┌─ Source records

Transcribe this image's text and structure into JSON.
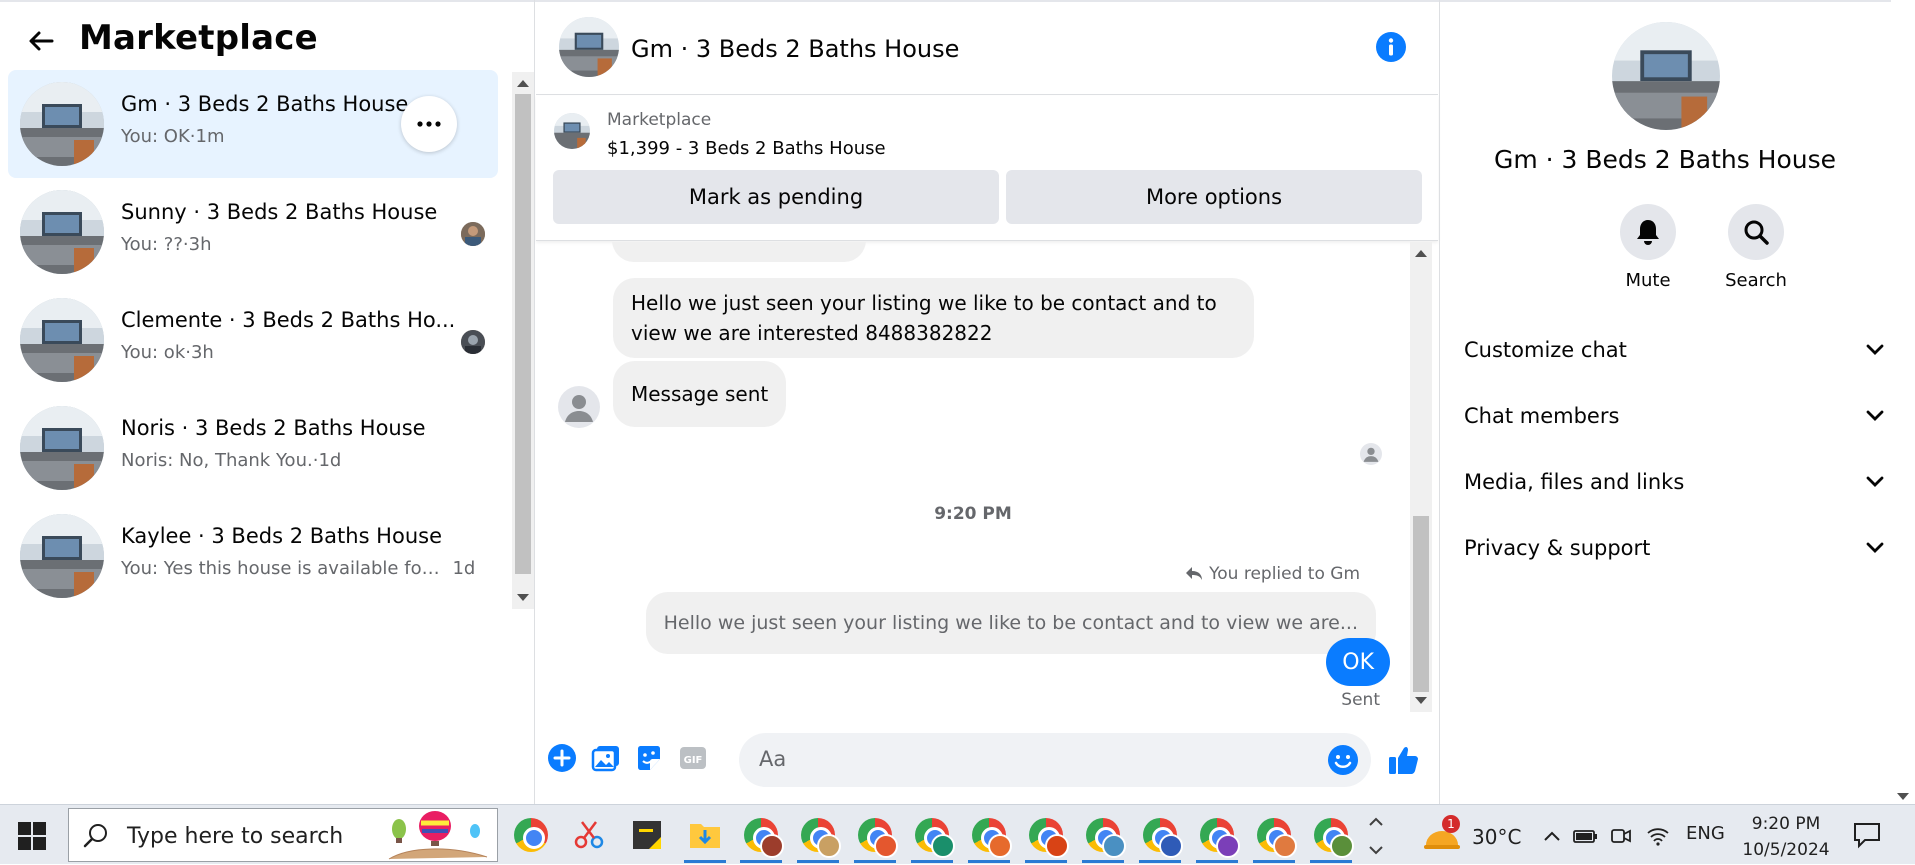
{
  "left": {
    "title": "Marketplace",
    "conversations": [
      {
        "name": "Gm · 3 Beds 2 Baths House",
        "preview": "You: OK",
        "time": "1m",
        "active": true
      },
      {
        "name": "Sunny · 3 Beds 2 Baths House",
        "preview": "You: ??",
        "time": "3h"
      },
      {
        "name": "Clemente · 3 Beds 2 Baths Ho...",
        "preview": "You: ok",
        "time": "3h"
      },
      {
        "name": "Noris · 3 Beds 2 Baths House",
        "preview": "Noris: No, Thank You.",
        "time": "1d"
      },
      {
        "name": "Kaylee · 3 Beds 2 Baths House",
        "preview": "You: Yes this house is available for r...",
        "time": "1d"
      }
    ]
  },
  "chat": {
    "title": "Gm · 3 Beds 2 Baths House",
    "listing_label": "Marketplace",
    "listing_price": "$1,399 - 3 Beds 2 Baths House",
    "mark_pending_label": "Mark as pending",
    "more_options_label": "More options",
    "messages": {
      "msg1": "Hello we just seen your listing we like to be contact and to view we are interested 8488382822",
      "msg2": "Message sent",
      "timestamp": "9:20 PM",
      "reply_label": "You replied to Gm",
      "reply_quote": "Hello we just seen your listing we like to be contact and to view we are...",
      "outgoing": "OK",
      "status": "Sent"
    },
    "composer_placeholder": "Aa",
    "accent": "#0a7cff"
  },
  "right": {
    "name": "Gm · 3 Beds 2 Baths House",
    "mute_label": "Mute",
    "search_label": "Search",
    "sections": [
      "Customize chat",
      "Chat members",
      "Media, files and links",
      "Privacy & support"
    ]
  },
  "taskbar": {
    "search_placeholder": "Type here to search",
    "weather_temp": "30°C",
    "weather_badge": "1",
    "language": "ENG",
    "time": "9:20 PM",
    "date": "10/5/2024"
  }
}
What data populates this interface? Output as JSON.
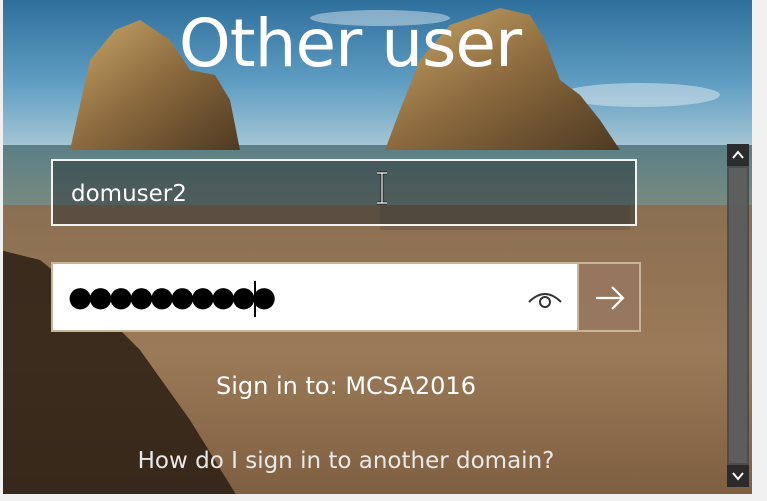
{
  "title": "Other user",
  "username": {
    "value": "domuser2"
  },
  "password": {
    "masked_value": "●●●●●●●●●●",
    "reveal_icon": "eye-icon"
  },
  "submit": {
    "icon": "arrow-right-icon"
  },
  "signin_to": "Sign in to: MCSA2016",
  "other_domain_link": "How do I sign in to another domain?",
  "scrollbar": {
    "up_icon": "chevron-up-icon",
    "down_icon": "chevron-down-icon"
  },
  "colors": {
    "field_border": "#f2f2f2",
    "submit_background": "#96785f",
    "text": "#ffffff"
  }
}
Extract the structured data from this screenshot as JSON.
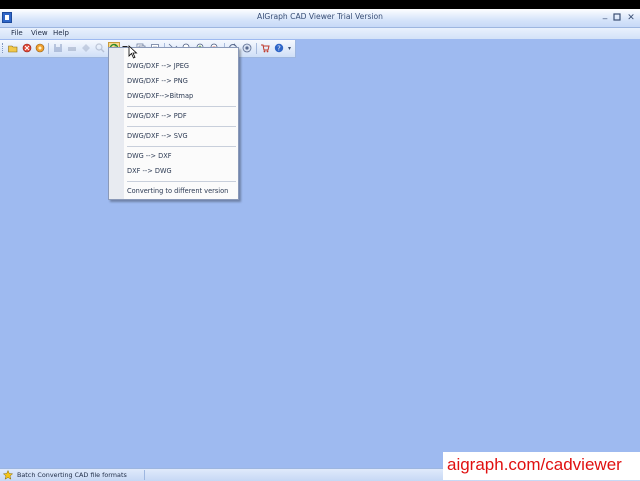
{
  "window": {
    "title": "AIGraph CAD Viewer Trial Version"
  },
  "menubar": {
    "items": [
      "File",
      "View",
      "Help"
    ]
  },
  "toolbar": {
    "icons": [
      "open-icon",
      "stop-icon",
      "refresh-icon",
      "save-icon",
      "print-icon",
      "pan-icon",
      "zoom-icon",
      "convert-icon",
      "copy-icon",
      "paste-icon",
      "select-icon",
      "zoom-window-icon",
      "zoom-in-icon",
      "zoom-out-icon",
      "rotate-icon",
      "layers-icon",
      "cart-icon",
      "help-icon"
    ]
  },
  "dropdown": {
    "items": [
      "DWG/DXF --> JPEG",
      "DWG/DXF --> PNG",
      "DWG/DXF-->Bitmap",
      "DWG/DXF --> PDF",
      "DWG/DXF --> SVG",
      "DWG --> DXF",
      "DXF --> DWG",
      "Converting to different version"
    ]
  },
  "status": {
    "text": "Batch Converting CAD file formats"
  },
  "watermark": {
    "text": "aigraph.com/cadviewer"
  },
  "colors": {
    "workspace": "#9ebaf0",
    "watermark": "#e01010"
  }
}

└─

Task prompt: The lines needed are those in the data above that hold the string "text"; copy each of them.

Worked solution:
Transcribe this image's text and structure into JSON.
    "text": "#ffffff"
    "text": "Batch Converting CAD file formats"
    "text": "aigraph.com/cadviewer"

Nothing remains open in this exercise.